Records provided:
********
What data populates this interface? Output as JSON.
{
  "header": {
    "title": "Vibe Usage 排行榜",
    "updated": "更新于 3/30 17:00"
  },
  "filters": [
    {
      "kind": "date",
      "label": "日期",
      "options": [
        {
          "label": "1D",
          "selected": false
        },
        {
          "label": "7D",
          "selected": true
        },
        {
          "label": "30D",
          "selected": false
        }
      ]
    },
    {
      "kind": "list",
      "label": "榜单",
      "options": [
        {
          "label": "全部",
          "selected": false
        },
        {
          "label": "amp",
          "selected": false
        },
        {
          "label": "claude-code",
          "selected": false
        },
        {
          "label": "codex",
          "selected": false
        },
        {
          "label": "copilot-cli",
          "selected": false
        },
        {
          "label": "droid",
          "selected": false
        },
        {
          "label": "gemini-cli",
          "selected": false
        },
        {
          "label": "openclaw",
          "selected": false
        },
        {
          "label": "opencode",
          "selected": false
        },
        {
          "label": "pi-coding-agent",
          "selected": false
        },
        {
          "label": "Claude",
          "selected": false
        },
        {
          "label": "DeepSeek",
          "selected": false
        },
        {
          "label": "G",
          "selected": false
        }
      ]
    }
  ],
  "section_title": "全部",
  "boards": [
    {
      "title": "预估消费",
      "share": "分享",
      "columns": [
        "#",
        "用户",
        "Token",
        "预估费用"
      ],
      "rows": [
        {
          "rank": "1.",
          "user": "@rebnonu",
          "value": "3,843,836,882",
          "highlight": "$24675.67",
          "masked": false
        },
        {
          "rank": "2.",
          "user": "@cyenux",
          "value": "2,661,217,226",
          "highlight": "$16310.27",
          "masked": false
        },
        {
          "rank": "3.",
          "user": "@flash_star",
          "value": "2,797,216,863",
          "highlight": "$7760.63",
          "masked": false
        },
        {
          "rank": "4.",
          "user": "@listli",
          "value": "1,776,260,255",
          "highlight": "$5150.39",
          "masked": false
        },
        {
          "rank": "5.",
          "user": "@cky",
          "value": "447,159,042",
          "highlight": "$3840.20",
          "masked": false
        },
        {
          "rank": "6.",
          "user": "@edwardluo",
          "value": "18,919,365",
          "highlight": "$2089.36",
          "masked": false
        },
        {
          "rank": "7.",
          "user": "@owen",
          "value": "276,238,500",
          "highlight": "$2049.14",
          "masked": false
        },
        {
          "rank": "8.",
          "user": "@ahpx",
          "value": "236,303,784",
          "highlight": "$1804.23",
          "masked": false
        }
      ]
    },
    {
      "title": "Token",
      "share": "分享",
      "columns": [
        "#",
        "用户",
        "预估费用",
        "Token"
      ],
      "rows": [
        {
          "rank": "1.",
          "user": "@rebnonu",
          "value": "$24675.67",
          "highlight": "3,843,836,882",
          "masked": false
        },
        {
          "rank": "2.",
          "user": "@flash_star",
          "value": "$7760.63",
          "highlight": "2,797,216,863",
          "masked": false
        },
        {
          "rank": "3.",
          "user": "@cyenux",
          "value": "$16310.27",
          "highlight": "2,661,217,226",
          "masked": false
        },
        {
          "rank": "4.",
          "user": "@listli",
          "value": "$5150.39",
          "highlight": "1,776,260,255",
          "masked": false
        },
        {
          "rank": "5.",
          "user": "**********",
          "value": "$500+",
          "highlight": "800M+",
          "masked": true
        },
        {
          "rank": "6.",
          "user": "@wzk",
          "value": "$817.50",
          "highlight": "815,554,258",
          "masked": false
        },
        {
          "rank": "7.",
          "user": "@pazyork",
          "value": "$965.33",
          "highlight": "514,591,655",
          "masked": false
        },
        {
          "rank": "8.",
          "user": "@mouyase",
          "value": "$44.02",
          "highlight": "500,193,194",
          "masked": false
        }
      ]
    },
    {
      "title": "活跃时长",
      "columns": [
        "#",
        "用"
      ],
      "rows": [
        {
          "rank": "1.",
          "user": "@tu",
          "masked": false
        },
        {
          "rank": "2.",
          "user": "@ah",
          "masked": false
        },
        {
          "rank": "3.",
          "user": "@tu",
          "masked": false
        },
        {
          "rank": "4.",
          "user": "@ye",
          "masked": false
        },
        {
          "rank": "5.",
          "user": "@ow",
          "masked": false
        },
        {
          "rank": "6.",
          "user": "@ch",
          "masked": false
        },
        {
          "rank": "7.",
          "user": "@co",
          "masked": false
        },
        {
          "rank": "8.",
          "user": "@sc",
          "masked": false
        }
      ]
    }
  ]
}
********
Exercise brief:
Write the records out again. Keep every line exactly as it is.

Solution below:
What data populates this interface? Output as JSON.
{
  "header": {
    "title": "Vibe Usage 排行榜",
    "updated": "更新于 3/30 17:00"
  },
  "filters": [
    {
      "kind": "date",
      "label": "日期",
      "options": [
        {
          "label": "1D",
          "selected": false
        },
        {
          "label": "7D",
          "selected": true
        },
        {
          "label": "30D",
          "selected": false
        }
      ]
    },
    {
      "kind": "list",
      "label": "榜单",
      "options": [
        {
          "label": "全部",
          "selected": false
        },
        {
          "label": "amp",
          "selected": false
        },
        {
          "label": "claude-code",
          "selected": false
        },
        {
          "label": "codex",
          "selected": false
        },
        {
          "label": "copilot-cli",
          "selected": false
        },
        {
          "label": "droid",
          "selected": false
        },
        {
          "label": "gemini-cli",
          "selected": false
        },
        {
          "label": "openclaw",
          "selected": false
        },
        {
          "label": "opencode",
          "selected": false
        },
        {
          "label": "pi-coding-agent",
          "selected": false
        },
        {
          "label": "Claude",
          "selected": false
        },
        {
          "label": "DeepSeek",
          "selected": false
        },
        {
          "label": "G",
          "selected": false
        }
      ]
    }
  ],
  "section_title": "全部",
  "boards": [
    {
      "title": "预估消费",
      "share": "分享",
      "columns": [
        "#",
        "用户",
        "Token",
        "预估费用"
      ],
      "rows": [
        {
          "rank": "1.",
          "user": "@rebnonu",
          "value": "3,843,836,882",
          "highlight": "$24675.67",
          "masked": false
        },
        {
          "rank": "2.",
          "user": "@cyenux",
          "value": "2,661,217,226",
          "highlight": "$16310.27",
          "masked": false
        },
        {
          "rank": "3.",
          "user": "@flash_star",
          "value": "2,797,216,863",
          "highlight": "$7760.63",
          "masked": false
        },
        {
          "rank": "4.",
          "user": "@listli",
          "value": "1,776,260,255",
          "highlight": "$5150.39",
          "masked": false
        },
        {
          "rank": "5.",
          "user": "@cky",
          "value": "447,159,042",
          "highlight": "$3840.20",
          "masked": false
        },
        {
          "rank": "6.",
          "user": "@edwardluo",
          "value": "18,919,365",
          "highlight": "$2089.36",
          "masked": false
        },
        {
          "rank": "7.",
          "user": "@owen",
          "value": "276,238,500",
          "highlight": "$2049.14",
          "masked": false
        },
        {
          "rank": "8.",
          "user": "@ahpx",
          "value": "236,303,784",
          "highlight": "$1804.23",
          "masked": false
        }
      ]
    },
    {
      "title": "Token",
      "share": "分享",
      "columns": [
        "#",
        "用户",
        "预估费用",
        "Token"
      ],
      "rows": [
        {
          "rank": "1.",
          "user": "@rebnonu",
          "value": "$24675.67",
          "highlight": "3,843,836,882",
          "masked": false
        },
        {
          "rank": "2.",
          "user": "@flash_star",
          "value": "$7760.63",
          "highlight": "2,797,216,863",
          "masked": false
        },
        {
          "rank": "3.",
          "user": "@cyenux",
          "value": "$16310.27",
          "highlight": "2,661,217,226",
          "masked": false
        },
        {
          "rank": "4.",
          "user": "@listli",
          "value": "$5150.39",
          "highlight": "1,776,260,255",
          "masked": false
        },
        {
          "rank": "5.",
          "user": "**********",
          "value": "$500+",
          "highlight": "800M+",
          "masked": true
        },
        {
          "rank": "6.",
          "user": "@wzk",
          "value": "$817.50",
          "highlight": "815,554,258",
          "masked": false
        },
        {
          "rank": "7.",
          "user": "@pazyork",
          "value": "$965.33",
          "highlight": "514,591,655",
          "masked": false
        },
        {
          "rank": "8.",
          "user": "@mouyase",
          "value": "$44.02",
          "highlight": "500,193,194",
          "masked": false
        }
      ]
    },
    {
      "title": "活跃时长",
      "columns": [
        "#",
        "用"
      ],
      "rows": [
        {
          "rank": "1.",
          "user": "@tu",
          "masked": false
        },
        {
          "rank": "2.",
          "user": "@ah",
          "masked": false
        },
        {
          "rank": "3.",
          "user": "@tu",
          "masked": false
        },
        {
          "rank": "4.",
          "user": "@ye",
          "masked": false
        },
        {
          "rank": "5.",
          "user": "@ow",
          "masked": false
        },
        {
          "rank": "6.",
          "user": "@ch",
          "masked": false
        },
        {
          "rank": "7.",
          "user": "@co",
          "masked": false
        },
        {
          "rank": "8.",
          "user": "@sc",
          "masked": false
        }
      ]
    }
  ]
}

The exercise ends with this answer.